An Interview with Andy Hepworth: Art Director for Tsuro: Luxury Limited Edition
Calliope family, we don’t talk about Andy Hepworth enough. Andy is not only our incredible Art Director for Calliope Games, but we also have him to thank for the gorgeous designs of several of our games, including Tsuro: Luxury Limited Edition. In fact, designing this elegant version of Tsuro is the reason Andy joined the team in the first place! And now here he is, *mumble* years later, heading up all of Calliope Games’s art and artists.
Andy is definitely the quietest of the Calliope team, but we got him to open up a bit and chat about the development of this incredible undertaking.
How did you wind up on this project in the first place?
The first time we ever spoke, Ray asked: Did I know Tsuro: The Game of the Path? And would I like to create an entirely new version of it? The answers to those questions were “No, and hell yes!”. It sounded like an unusual, but cool job. After many discussions with Ray, it became clear that this wasn’t going to be just any re-skin of a game, this was to be a luxury version that would take themes and ideas from the original and run with them. A wooden box, resin tiles, metal pawns. A bamboo scroll rule-set and a roll-out canvas board. The kind of artifact that may have been passed down from one generation to the next.
I was a freelancer at the time, so Tsuro: Luxury Limited Edition was done as a one off, but I guess I did something right in the end since I’m now the Art Director for Calliope Games!
What were your inspirations? What did you start designing first?
I’ve had a long appreciation of Japanese art, starting with manga and anime, but a year living in the country allowed me to draw upon all kinds of cultural and historic experiences that washed over me during my stays there. I think I started with the box first. I mean, that was the most important thing. You have to want to open the box, or else you don’t get to see the rest of it!
Was there ever a time you thought you couldn’t get it done? How did you overcome that?
The tricky part was designing the miniatures, and making sure each was unique but functioned as a playing piece too. I wasn’t sure we could make each one work. A lot of sketches ended on the cutting room floor, but the more I drew, the more they developed in new and initially unexpected directions. Now, however, we have physical prototypes in our hands, and artwork which had long been dormant in my brain has awoken. In the end I think we pulled it off. Then I had to do a turn-around reference for the sculptor…
How did it feel seeing your artwork come to life?

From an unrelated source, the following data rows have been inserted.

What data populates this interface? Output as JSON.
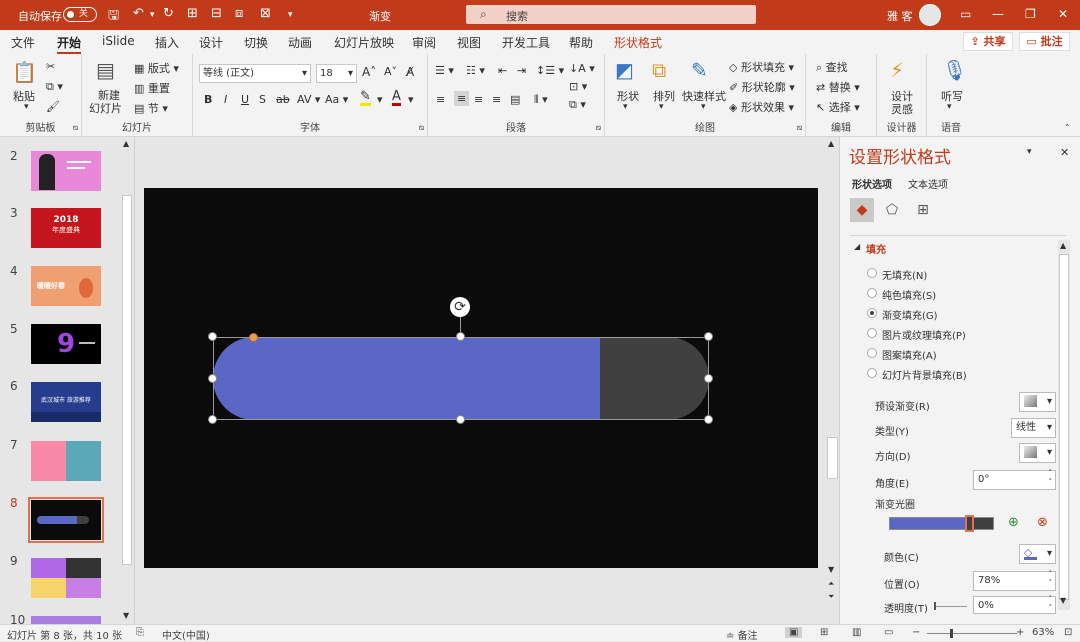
{
  "titlebar": {
    "autosave_label": "自动保存",
    "autosave_state": "关",
    "doc_title": "渐变",
    "search_label": "搜索",
    "user_name": "雅 客"
  },
  "tabs": [
    "文件",
    "开始",
    "iSlide",
    "插入",
    "设计",
    "切换",
    "动画",
    "幻灯片放映",
    "审阅",
    "视图",
    "开发工具",
    "帮助",
    "形状格式"
  ],
  "active_tab": "开始",
  "share_label": "共享",
  "comment_label": "批注",
  "ribbon": {
    "clipboard": {
      "paste": "粘贴",
      "label": "剪贴板"
    },
    "slides": {
      "new_slide_1": "新建",
      "new_slide_2": "幻灯片",
      "layout": "版式",
      "reset": "重置",
      "section": "节",
      "label": "幻灯片"
    },
    "font": {
      "name": "等线 (正文)",
      "size": "18",
      "label": "字体"
    },
    "paragraph": {
      "label": "段落"
    },
    "drawing": {
      "shapes": "形状",
      "arrange": "排列",
      "quick_styles": "快速样式",
      "shape_fill": "形状填充",
      "shape_outline": "形状轮廓",
      "shape_effects": "形状效果",
      "label": "绘图"
    },
    "editing": {
      "find": "查找",
      "replace": "替换",
      "select": "选择",
      "label": "编辑"
    },
    "designer": {
      "btn1": "设计",
      "btn2": "灵感",
      "label": "设计器"
    },
    "voice": {
      "btn": "听写",
      "label": "语音"
    }
  },
  "slide_numbers": [
    "2",
    "3",
    "4",
    "5",
    "6",
    "7",
    "8",
    "9",
    "10"
  ],
  "selected_slide": "8",
  "thumb_texts": {
    "t3": "2018",
    "t3b": "年度盛典",
    "t4": "暖暖好春",
    "t6": "武汉城市 旅游推荐"
  },
  "colors": {
    "accent": "#c13b1b",
    "bar_blue": "#5b67c4",
    "bar_gray": "#404040",
    "slide_bg": "#0b0b0b"
  },
  "pane": {
    "title": "设置形状格式",
    "tab_shape": "形状选项",
    "tab_text": "文本选项",
    "section": "填充",
    "fill_options": [
      "无填充(N)",
      "纯色填充(S)",
      "渐变填充(G)",
      "图片或纹理填充(P)",
      "图案填充(A)",
      "幻灯片背景填充(B)"
    ],
    "selected_fill": "渐变填充(G)",
    "preset_label": "预设渐变(R)",
    "type_label": "类型(Y)",
    "type_value": "线性",
    "direction_label": "方向(D)",
    "angle_label": "角度(E)",
    "angle_value": "0°",
    "stops_label": "渐变光圈",
    "color_label": "颜色(C)",
    "position_label": "位置(O)",
    "position_value": "78%",
    "transparency_label": "透明度(T)",
    "transparency_value": "0%"
  },
  "gradient_stop_position": 0.78,
  "status": {
    "slide_info": "幻灯片 第 8 张，共 10 张",
    "language": "中文(中国)",
    "notes": "备注",
    "zoom": "63%"
  }
}
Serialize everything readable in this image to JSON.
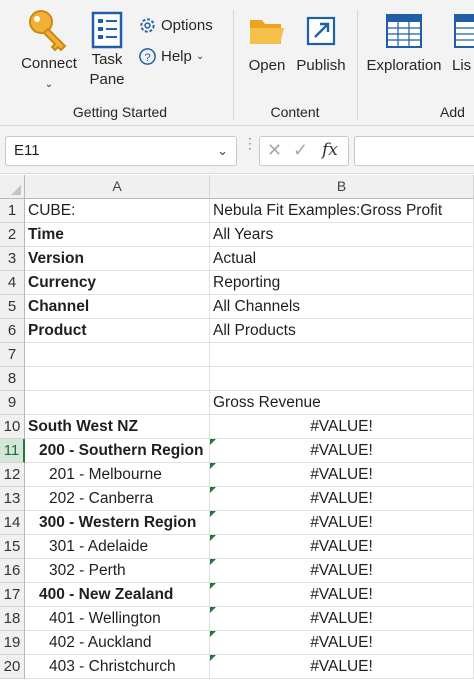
{
  "ribbon": {
    "getting_started": {
      "connect_label": "Connect",
      "task_label_line1": "Task",
      "task_label_line2": "Pane",
      "options_label": "Options",
      "help_label": "Help",
      "group_label": "Getting Started"
    },
    "content": {
      "open_label": "Open",
      "publish_label": "Publish",
      "group_label": "Content"
    },
    "add": {
      "exploration_label": "Exploration",
      "list_label": "Lis",
      "group_label": "Add"
    }
  },
  "formula_bar": {
    "name_box": "E11",
    "fx_label": "fx",
    "formula": ""
  },
  "grid": {
    "columns": [
      "A",
      "B"
    ],
    "rows": [
      {
        "n": "1",
        "a": "CUBE:",
        "b": "Nebula Fit Examples:Gross Profit"
      },
      {
        "n": "2",
        "a": "Time",
        "b": "All Years"
      },
      {
        "n": "3",
        "a": "Version",
        "b": "Actual"
      },
      {
        "n": "4",
        "a": "Currency",
        "b": "Reporting"
      },
      {
        "n": "5",
        "a": "Channel",
        "b": "All Channels"
      },
      {
        "n": "6",
        "a": "Product",
        "b": "All Products"
      },
      {
        "n": "7",
        "a": "",
        "b": ""
      },
      {
        "n": "8",
        "a": "",
        "b": ""
      },
      {
        "n": "9",
        "a": "",
        "b": "Gross Revenue"
      },
      {
        "n": "10",
        "a": "South West NZ",
        "b": "#VALUE!"
      },
      {
        "n": "11",
        "a": "200 - Southern Region",
        "b": "#VALUE!"
      },
      {
        "n": "12",
        "a": "201 - Melbourne",
        "b": "#VALUE!"
      },
      {
        "n": "13",
        "a": "202 - Canberra",
        "b": "#VALUE!"
      },
      {
        "n": "14",
        "a": "300 - Western Region",
        "b": "#VALUE!"
      },
      {
        "n": "15",
        "a": "301 - Adelaide",
        "b": "#VALUE!"
      },
      {
        "n": "16",
        "a": "302 - Perth",
        "b": "#VALUE!"
      },
      {
        "n": "17",
        "a": "400 - New Zealand",
        "b": "#VALUE!"
      },
      {
        "n": "18",
        "a": "401 - Wellington",
        "b": "#VALUE!"
      },
      {
        "n": "19",
        "a": "402 - Auckland",
        "b": "#VALUE!"
      },
      {
        "n": "20",
        "a": "403 - Christchurch",
        "b": "#VALUE!"
      }
    ]
  },
  "colors": {
    "ribbon_bg": "#f3f3f3",
    "accent_green": "#1e7b3c",
    "icon_blue": "#1f5fa8",
    "folder_yellow": "#f2b134"
  },
  "icons": [
    "key-icon",
    "task-pane-icon",
    "gear-icon",
    "help-icon",
    "folder-icon",
    "publish-icon",
    "exploration-icon",
    "list-icon"
  ]
}
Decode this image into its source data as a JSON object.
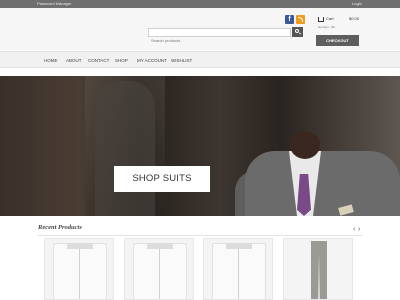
{
  "topbar": {
    "left_text": "Password Manager",
    "login_label": "Login"
  },
  "header": {
    "facebook_glyph": "f",
    "search": {
      "placeholder": "Search products"
    },
    "cart": {
      "label": "Cart",
      "total": "$0.00",
      "items_text": "items(s) - $0"
    },
    "checkout_label": "CHECKOUT"
  },
  "nav": {
    "items": [
      {
        "label": "HOME"
      },
      {
        "label": "ABOUT"
      },
      {
        "label": "CONTACT"
      },
      {
        "label": "SHOP"
      },
      {
        "label": "MY ACCOUNT"
      },
      {
        "label": "WISHLIST"
      }
    ]
  },
  "hero": {
    "cta_label": "SHOP SUITS"
  },
  "recent": {
    "title": "Recent Products",
    "prev_glyph": "‹",
    "next_glyph": "›"
  },
  "icons": {
    "social": [
      "facebook-icon",
      "rss-icon"
    ],
    "search": "search-icon",
    "cart": "cart-icon"
  },
  "colors": {
    "topbar": "#6f6f6f",
    "checkout": "#5e5e5e",
    "facebook": "#3b5998",
    "rss": "#f29a1e",
    "nav_bg": "#f1f1f1"
  }
}
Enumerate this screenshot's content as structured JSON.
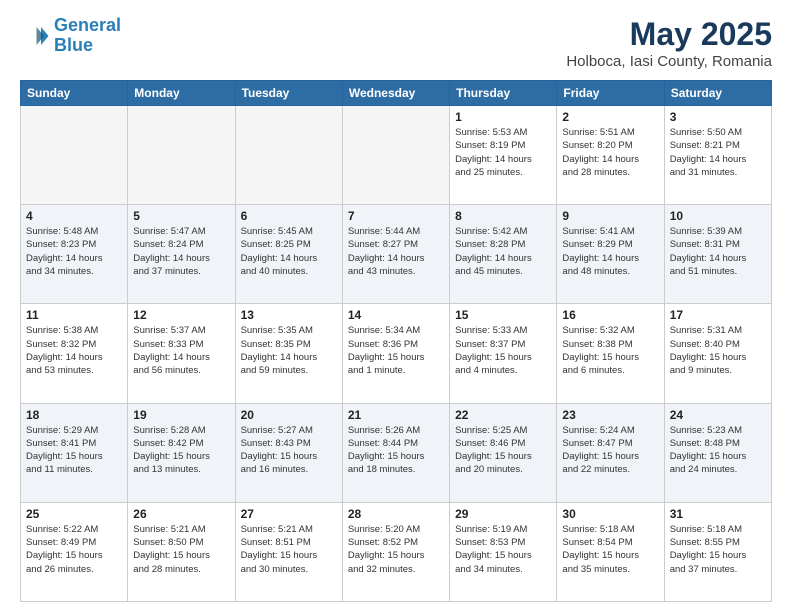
{
  "header": {
    "logo_line1": "General",
    "logo_line2": "Blue",
    "main_title": "May 2025",
    "subtitle": "Holboca, Iasi County, Romania"
  },
  "days_of_week": [
    "Sunday",
    "Monday",
    "Tuesday",
    "Wednesday",
    "Thursday",
    "Friday",
    "Saturday"
  ],
  "weeks": [
    [
      {
        "day": "",
        "info": ""
      },
      {
        "day": "",
        "info": ""
      },
      {
        "day": "",
        "info": ""
      },
      {
        "day": "",
        "info": ""
      },
      {
        "day": "1",
        "info": "Sunrise: 5:53 AM\nSunset: 8:19 PM\nDaylight: 14 hours\nand 25 minutes."
      },
      {
        "day": "2",
        "info": "Sunrise: 5:51 AM\nSunset: 8:20 PM\nDaylight: 14 hours\nand 28 minutes."
      },
      {
        "day": "3",
        "info": "Sunrise: 5:50 AM\nSunset: 8:21 PM\nDaylight: 14 hours\nand 31 minutes."
      }
    ],
    [
      {
        "day": "4",
        "info": "Sunrise: 5:48 AM\nSunset: 8:23 PM\nDaylight: 14 hours\nand 34 minutes."
      },
      {
        "day": "5",
        "info": "Sunrise: 5:47 AM\nSunset: 8:24 PM\nDaylight: 14 hours\nand 37 minutes."
      },
      {
        "day": "6",
        "info": "Sunrise: 5:45 AM\nSunset: 8:25 PM\nDaylight: 14 hours\nand 40 minutes."
      },
      {
        "day": "7",
        "info": "Sunrise: 5:44 AM\nSunset: 8:27 PM\nDaylight: 14 hours\nand 43 minutes."
      },
      {
        "day": "8",
        "info": "Sunrise: 5:42 AM\nSunset: 8:28 PM\nDaylight: 14 hours\nand 45 minutes."
      },
      {
        "day": "9",
        "info": "Sunrise: 5:41 AM\nSunset: 8:29 PM\nDaylight: 14 hours\nand 48 minutes."
      },
      {
        "day": "10",
        "info": "Sunrise: 5:39 AM\nSunset: 8:31 PM\nDaylight: 14 hours\nand 51 minutes."
      }
    ],
    [
      {
        "day": "11",
        "info": "Sunrise: 5:38 AM\nSunset: 8:32 PM\nDaylight: 14 hours\nand 53 minutes."
      },
      {
        "day": "12",
        "info": "Sunrise: 5:37 AM\nSunset: 8:33 PM\nDaylight: 14 hours\nand 56 minutes."
      },
      {
        "day": "13",
        "info": "Sunrise: 5:35 AM\nSunset: 8:35 PM\nDaylight: 14 hours\nand 59 minutes."
      },
      {
        "day": "14",
        "info": "Sunrise: 5:34 AM\nSunset: 8:36 PM\nDaylight: 15 hours\nand 1 minute."
      },
      {
        "day": "15",
        "info": "Sunrise: 5:33 AM\nSunset: 8:37 PM\nDaylight: 15 hours\nand 4 minutes."
      },
      {
        "day": "16",
        "info": "Sunrise: 5:32 AM\nSunset: 8:38 PM\nDaylight: 15 hours\nand 6 minutes."
      },
      {
        "day": "17",
        "info": "Sunrise: 5:31 AM\nSunset: 8:40 PM\nDaylight: 15 hours\nand 9 minutes."
      }
    ],
    [
      {
        "day": "18",
        "info": "Sunrise: 5:29 AM\nSunset: 8:41 PM\nDaylight: 15 hours\nand 11 minutes."
      },
      {
        "day": "19",
        "info": "Sunrise: 5:28 AM\nSunset: 8:42 PM\nDaylight: 15 hours\nand 13 minutes."
      },
      {
        "day": "20",
        "info": "Sunrise: 5:27 AM\nSunset: 8:43 PM\nDaylight: 15 hours\nand 16 minutes."
      },
      {
        "day": "21",
        "info": "Sunrise: 5:26 AM\nSunset: 8:44 PM\nDaylight: 15 hours\nand 18 minutes."
      },
      {
        "day": "22",
        "info": "Sunrise: 5:25 AM\nSunset: 8:46 PM\nDaylight: 15 hours\nand 20 minutes."
      },
      {
        "day": "23",
        "info": "Sunrise: 5:24 AM\nSunset: 8:47 PM\nDaylight: 15 hours\nand 22 minutes."
      },
      {
        "day": "24",
        "info": "Sunrise: 5:23 AM\nSunset: 8:48 PM\nDaylight: 15 hours\nand 24 minutes."
      }
    ],
    [
      {
        "day": "25",
        "info": "Sunrise: 5:22 AM\nSunset: 8:49 PM\nDaylight: 15 hours\nand 26 minutes."
      },
      {
        "day": "26",
        "info": "Sunrise: 5:21 AM\nSunset: 8:50 PM\nDaylight: 15 hours\nand 28 minutes."
      },
      {
        "day": "27",
        "info": "Sunrise: 5:21 AM\nSunset: 8:51 PM\nDaylight: 15 hours\nand 30 minutes."
      },
      {
        "day": "28",
        "info": "Sunrise: 5:20 AM\nSunset: 8:52 PM\nDaylight: 15 hours\nand 32 minutes."
      },
      {
        "day": "29",
        "info": "Sunrise: 5:19 AM\nSunset: 8:53 PM\nDaylight: 15 hours\nand 34 minutes."
      },
      {
        "day": "30",
        "info": "Sunrise: 5:18 AM\nSunset: 8:54 PM\nDaylight: 15 hours\nand 35 minutes."
      },
      {
        "day": "31",
        "info": "Sunrise: 5:18 AM\nSunset: 8:55 PM\nDaylight: 15 hours\nand 37 minutes."
      }
    ]
  ]
}
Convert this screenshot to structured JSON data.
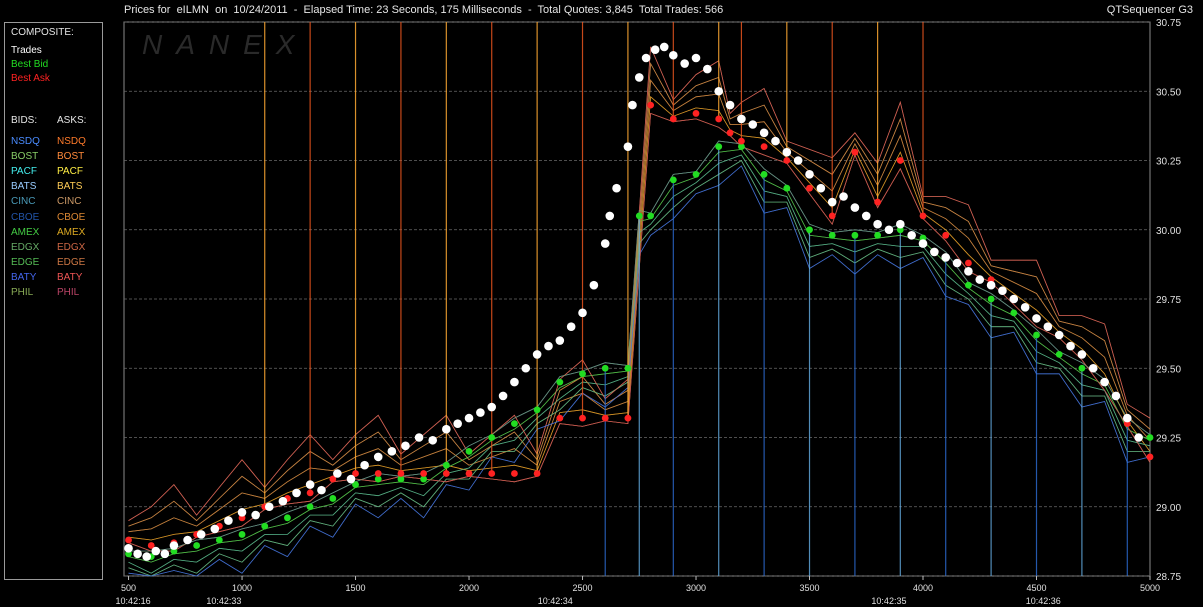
{
  "header": {
    "title": "Prices for  eILMN  on  10/24/2011  -  Elapsed Time: 23 Seconds, 175 Milliseconds  -  Total Quotes: 3,845  Total Trades: 566",
    "app": "QTSequencer G3",
    "watermark": "NANEX"
  },
  "legend": {
    "composite_label": "COMPOSITE:",
    "composite": [
      {
        "label": "Trades",
        "color": "#ffffff"
      },
      {
        "label": "Best Bid",
        "color": "#22dd22"
      },
      {
        "label": "Best Ask",
        "color": "#ff2222"
      }
    ],
    "bids_label": "BIDS:",
    "asks_label": "ASKS:",
    "exchanges": [
      {
        "bid": "NSDQ",
        "bid_color": "#4a8cff",
        "ask": "NSDQ",
        "ask_color": "#ff7a2a"
      },
      {
        "bid": "BOST",
        "bid_color": "#88cc66",
        "ask": "BOST",
        "ask_color": "#ff8a3a"
      },
      {
        "bid": "PACF",
        "bid_color": "#44eeee",
        "ask": "PACF",
        "ask_color": "#ffee44"
      },
      {
        "bid": "BATS",
        "bid_color": "#99ccff",
        "ask": "BATS",
        "ask_color": "#ffcc55"
      },
      {
        "bid": "CINC",
        "bid_color": "#4a9ab8",
        "ask": "CINC",
        "ask_color": "#cc9966"
      },
      {
        "bid": "CBOE",
        "bid_color": "#2255aa",
        "ask": "CBOE",
        "ask_color": "#dd8833"
      },
      {
        "bid": "AMEX",
        "bid_color": "#44cc44",
        "ask": "AMEX",
        "ask_color": "#ddaa22"
      },
      {
        "bid": "EDGX",
        "bid_color": "#66aa66",
        "ask": "EDGX",
        "ask_color": "#cc6644"
      },
      {
        "bid": "EDGE",
        "bid_color": "#55bb55",
        "ask": "EDGE",
        "ask_color": "#cc7744"
      },
      {
        "bid": "BATY",
        "bid_color": "#4466ee",
        "ask": "BATY",
        "ask_color": "#ee5555"
      },
      {
        "bid": "PHIL",
        "bid_color": "#88aa55",
        "ask": "PHIL",
        "ask_color": "#bb4466"
      }
    ]
  },
  "chart_data": {
    "type": "scatter",
    "title": "Prices for  eILMN  on  10/24/2011",
    "ylim": [
      28.75,
      30.75
    ],
    "xlim": [
      480,
      5000
    ],
    "y_ticks": [
      "28.75",
      "29.00",
      "29.25",
      "29.50",
      "29.75",
      "30.00",
      "30.25",
      "30.50",
      "30.75"
    ],
    "x_ticks": [
      "500",
      "1000",
      "1500",
      "2000",
      "2500",
      "3000",
      "3500",
      "4000",
      "4500",
      "5000"
    ],
    "time_labels": [
      {
        "x": 520,
        "label": "10:42:16"
      },
      {
        "x": 920,
        "label": "10:42:33"
      },
      {
        "x": 2380,
        "label": "10:42:34"
      },
      {
        "x": 3850,
        "label": "10:42:35"
      },
      {
        "x": 4530,
        "label": "10:42:36"
      }
    ],
    "grid": true,
    "series": [
      {
        "name": "Trades",
        "color": "#ffffff",
        "x": [
          500,
          540,
          580,
          620,
          660,
          700,
          760,
          820,
          880,
          940,
          1000,
          1060,
          1120,
          1180,
          1240,
          1300,
          1350,
          1420,
          1480,
          1540,
          1600,
          1660,
          1720,
          1780,
          1840,
          1900,
          1950,
          2000,
          2050,
          2100,
          2150,
          2200,
          2250,
          2300,
          2350,
          2400,
          2450,
          2500,
          2550,
          2600,
          2620,
          2650,
          2700,
          2720,
          2750,
          2780,
          2820,
          2860,
          2900,
          2950,
          3000,
          3050,
          3100,
          3150,
          3200,
          3250,
          3300,
          3350,
          3400,
          3450,
          3500,
          3550,
          3600,
          3650,
          3700,
          3750,
          3800,
          3850,
          3900,
          3950,
          4000,
          4050,
          4100,
          4150,
          4200,
          4250,
          4300,
          4350,
          4400,
          4450,
          4500,
          4550,
          4600,
          4650,
          4700,
          4750,
          4800,
          4850,
          4900,
          4950
        ],
        "y": [
          28.85,
          28.83,
          28.82,
          28.84,
          28.83,
          28.86,
          28.88,
          28.9,
          28.92,
          28.95,
          28.98,
          28.97,
          29.0,
          29.02,
          29.05,
          29.08,
          29.06,
          29.12,
          29.1,
          29.15,
          29.18,
          29.2,
          29.22,
          29.25,
          29.24,
          29.28,
          29.3,
          29.32,
          29.34,
          29.36,
          29.4,
          29.45,
          29.5,
          29.55,
          29.58,
          29.6,
          29.65,
          29.7,
          29.8,
          29.95,
          30.05,
          30.15,
          30.3,
          30.45,
          30.55,
          30.62,
          30.65,
          30.66,
          30.63,
          30.6,
          30.62,
          30.58,
          30.5,
          30.45,
          30.4,
          30.38,
          30.35,
          30.32,
          30.28,
          30.25,
          30.2,
          30.15,
          30.1,
          30.12,
          30.08,
          30.05,
          30.02,
          30.0,
          30.02,
          29.98,
          29.95,
          29.92,
          29.9,
          29.88,
          29.85,
          29.82,
          29.8,
          29.78,
          29.75,
          29.72,
          29.68,
          29.65,
          29.62,
          29.58,
          29.55,
          29.5,
          29.45,
          29.4,
          29.32,
          29.25
        ]
      },
      {
        "name": "Best Bid",
        "color": "#22dd22",
        "x": [
          500,
          600,
          700,
          800,
          900,
          1000,
          1100,
          1200,
          1300,
          1400,
          1500,
          1600,
          1700,
          1800,
          1900,
          2000,
          2100,
          2200,
          2300,
          2400,
          2500,
          2600,
          2700,
          2750,
          2800,
          2900,
          3000,
          3100,
          3200,
          3300,
          3400,
          3500,
          3600,
          3700,
          3800,
          3900,
          4000,
          4100,
          4200,
          4300,
          4400,
          4500,
          4600,
          4700,
          4800,
          4900,
          5000
        ],
        "y": [
          28.83,
          28.82,
          28.84,
          28.86,
          28.88,
          28.9,
          28.93,
          28.96,
          29.0,
          29.03,
          29.08,
          29.1,
          29.1,
          29.1,
          29.15,
          29.2,
          29.25,
          29.3,
          29.35,
          29.45,
          29.48,
          29.5,
          29.5,
          30.05,
          30.05,
          30.18,
          30.2,
          30.3,
          30.3,
          30.2,
          30.15,
          30.0,
          29.98,
          29.98,
          29.98,
          30.0,
          29.97,
          29.9,
          29.8,
          29.75,
          29.7,
          29.62,
          29.55,
          29.5,
          29.45,
          29.3,
          29.25
        ]
      },
      {
        "name": "Best Ask",
        "color": "#ff2222",
        "x": [
          500,
          600,
          700,
          800,
          900,
          1000,
          1100,
          1200,
          1300,
          1400,
          1500,
          1600,
          1700,
          1800,
          1900,
          2000,
          2100,
          2200,
          2300,
          2400,
          2500,
          2600,
          2700,
          2800,
          2900,
          3000,
          3100,
          3150,
          3200,
          3300,
          3400,
          3500,
          3600,
          3700,
          3800,
          3900,
          4000,
          4100,
          4200,
          4300,
          4400,
          4500,
          4600,
          4700,
          4800,
          4900,
          5000
        ],
        "y": [
          28.88,
          28.86,
          28.87,
          28.9,
          28.93,
          28.96,
          29.0,
          29.03,
          29.05,
          29.1,
          29.12,
          29.12,
          29.12,
          29.12,
          29.12,
          29.12,
          29.12,
          29.12,
          29.12,
          29.32,
          29.32,
          29.32,
          29.32,
          30.45,
          30.4,
          30.42,
          30.4,
          30.35,
          30.32,
          30.3,
          30.25,
          30.15,
          30.05,
          30.28,
          30.1,
          30.25,
          30.05,
          29.98,
          29.88,
          29.82,
          29.75,
          29.68,
          29.62,
          29.55,
          29.45,
          29.3,
          29.18
        ]
      }
    ]
  }
}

Absolutely incredible. Breathtaking. Flat fold-out designs that began as pencil sketches became digital paintings, and have now been carved from babinga wood and given a lustre and feel that I could not have anticipated. The roundel of the dragon and phoenix is both embroidered on a lustrous bag for the tiles and rendered as an ancient canvas playing surface for the game board. The tiles have been etched and finished to resemble the original stone texture that formed the basis for tile designs. Even the bamboo scroll – an idea that seemed too ambitious to make reality – has found form and further evokes what I certainly hope will be a timeless version of Tsuro.